Red River College spokeswoman Christine Payne said in a written statement that the college was pleased with the results of WindCity's first season because the series generated "buzz" about the school.

"This unique marketing-advertising medium allowed us to connect with our student population through social media to build our brand," Payne wrote.

Manitoba Public Insurance had some safe-driving messages in the script and was aiming for younger viewers who might not read newspaper ads.

"Our specific goal was to reach that young demographic and we feel that we did," said MPI spokesman Brian Smiley.

Plans are being made for a second season and Vieira said talks with some sponsors are underway.

He said his goal was to have total views for all six first-season episodes hit the 100,000 mark. The count is at 45,000 and rising, he added.

"We get about 700 to 1,000 views a week still.
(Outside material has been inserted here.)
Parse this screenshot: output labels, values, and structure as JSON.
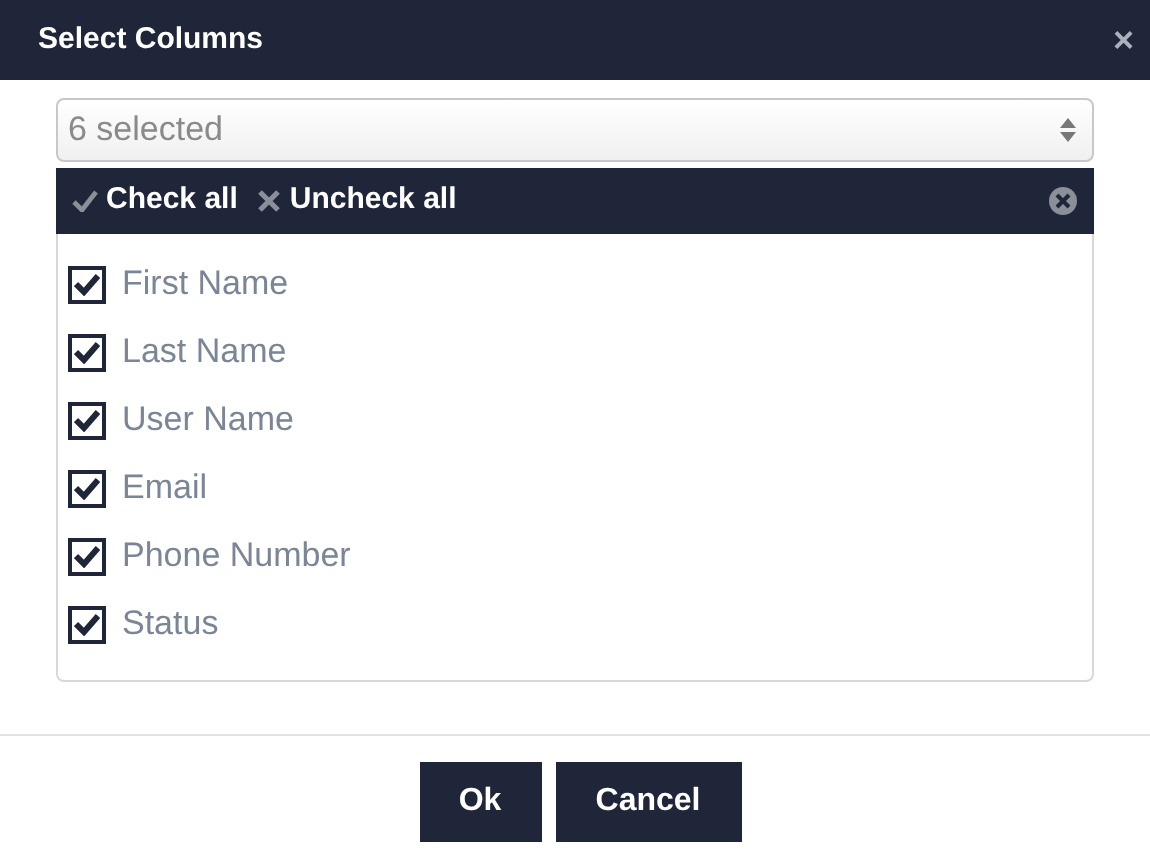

There's a consistent number."

The amount of money spent by the Crown corporations would buy many ads in traditional media, said an official with a Winnipeg advertising company.

"Eighty-thousand dollars would get you a fairly decent campaign over a few weeks," said Brent Neill, media strategist at Blacksheep Strategy.

"For a decent visibility campaign, locally, on (TV) during the Olympics, you're looking at about $20,000."

Republished from the Winnipeg Free Press print edition March 27, 2014 B6

Fact Check

Fact Check

Have you found an error, or know of something we’ve missed in one of our stories?
Please use the form below and let us know.

* Required
  • Please post the headline of the story or the title of the video with the error.

  • Please post exactly what was wrong with the story.

  • Please indicate your source for the correct information.

  • Yes


  • This will only be used to contact you if we have a question about your submission, it will not be used to identify you or be published.

  • Cancel

Having problems with the form?

Contact Us Directly
  • Print

You can comment on most stories on You can also agree or disagree with other comments. All you need to do is be a Winnipeg Free Press print or e-edition subscriber to join the conversation and give your feedback.

You can comment on most stories on You can also agree or disagree with other comments. All you need to do is be a Winnipeg Free Press print or e-edition subscriber to join the conversation and give your feedback.

Have Your Say

New to commenting? Check out our Frequently Asked Questions.

Have Your Say

Comments are open to Winnipeg Free Press print or e-edition subscribers only. why?

Have Your Say

Comments are open to Winnipeg Free Press Subscribers only. why?

The Winnipeg Free Press does not necessarily endorse any of the views posted. By submitting your comment, you agree to our Terms and Conditions. These terms were revised effective April 16, 2010.


Make text: Larger | Smaller


City updates boil-water advisory - 7:30 a.m. Wednesday

View more like this

Photo Store Gallery

  • MIKE DEAL / WINNIPEG FREE PRESS 060711 Chris Pedersen breeds Monarch butterflies in his back yard in East Selkirk watching as it transforms from the Larva or caterpillar through the Chrysalis stage to an adult Monarch. Here an adult Monarch within an hour of it emerging from the Chrysalis which can be seen underneath it.
  • A golfer looks for his ball in a water trap at John Blumberg Golf Course Friday afternoon as geese and goslings run for safety- See Joe Bryksa’s 30 day goose challenge- Day 24– June 15, 2012   (JOE BRYKSA / WINNIPEG FREE PRESS)

View More Gallery Photos


Who are you rooting for in the Super Bowl?

View Results

View Related Story

Ads by Google